I love pumpkin carving – it’s my favorite part of Halloween. This year, I decided to do something a little different with my jack-o-lanterns: animate them! I was inspired by the guys at DigitalDudz, who came up with the very clever idea of brining Halloween t-shirts to live by taping your smartphone or tablet inside the shirt and playing a video that aligns to the image on the front of the shirt. If it works for a t-shirt, why not a pumpkin?
When I was in San Francisco, I managed to score a seat at Benu, the two star Michelin restaurant in the SOMA district. It is headed up by Corey Lee, whose career has seen action in seven 3-star Michelin restaurants in England, France and the U.S. He was also the chef de cuisine at The French Laundry. The Real Deal. And, my first Michilen starred restaurant (Next doesn’t count, right?).
I had the opportunity to try out some of the fine dining establishments of San Francisco while I was there. My first stop after my flight was a burrito in the Mission district.
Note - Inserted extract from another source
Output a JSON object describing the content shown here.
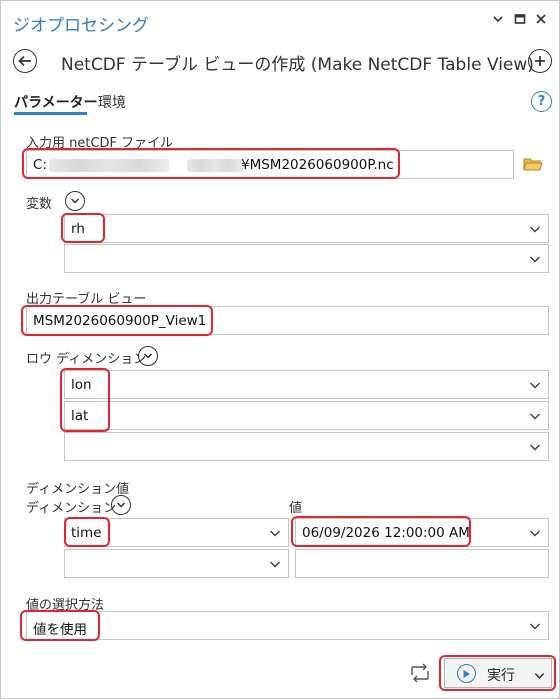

It put a sudden end to that day’s culinary explorations, however; I was so stuffed I couldn’t think of taking a bite of anything at all.
The next day, I didn’t know where to eat, so I checked out the 26 new places to go at SFGate.com and SF Eater 38 and determined a couple of places to go. That evening, I found myself at Commonwealth at 18th and Mission (whose address is 2224 Mission Street – what’s up with that, San Francisco?).
I dropped down to San Francisco to spend the weekend and got an opportunity to visit the private showroom of LeSanctuaire. LeSanctuaire is a provider of very high end tools, plateware and ingredients online. It’s a great online site, offering everything from Tapioca Pearls for $2 to GastroVacs for almost $6000. I was met by their Sales Manager, Fany, and she let me basically lose my mind as I was able to be in the presence of some very cool kitchen stuff. They have many things that are sold exclusively through them, so it was amazing to see it in person. It was like a museum of fine kitchenware.
We’ve hit a new milestone here at Jet City Gastrophysics: we’ve gone public. When we received an invite to serve a dish at a company party for The Institute of Systems Biology in Seattle, we couldn’t pass it up. We put together a nice little dessert of Cryopoached Coconut Meringue with Powdered Strawberry. We brought our siphons and strawberry dust. They, being scientists and all, provided the liquid nitrogen. A perfect match.
Are you looking for the perfect gift for your favorite foodie? Take a look at our in-depth three-part series of the items used in cooking Modernist Cuisine from earlier this year:
The Price Of Cooking Modernist Cuisine, Part I: Tools And Gadgets
The Price Of Cooking Modernist Cuisine, Part II: Food Additives
The Price Of Cooking Modernist Cuisine, Part III: Cookbooks And Other Resources
The prices might have changed since so click on through to see what they’re currently going for. Some new books have also come out that deserve mention as well:
When Scott called Eric “exactly the right kind of insane to become a revolutionary chef“, he was right on target. Here, Eric gives his best Robin Leach impersonation while describing the new HQ for his cooking explorations.
This proves once again you don’t need a luxurious, over the top space to create amazing creative food. Of course, he has access to one for his day job, but that’s beside the point.
This is effin cool. We centrifuged a can of pumpkin to yield a few tablespoons of a clear, orange pumpkin-flavored liquid. We saturated it with sugar and spiked it with pumpkin pie spice, then heated the mixture to 300F and cast it into hard caramel molds. Then, we spun the hard caramel in a cotton candy machine to make 2” puffs of pumpkin-flavored cotton candy. Then, we squeezed the puffs into the shape of a skull and cut out triangles for the eyes and nose. Finally, we put it on a stand with a candle behind it. Presenting the pumpkin cotton candy jack-o-lantern, as interpreted by Jet City Gastrophysics.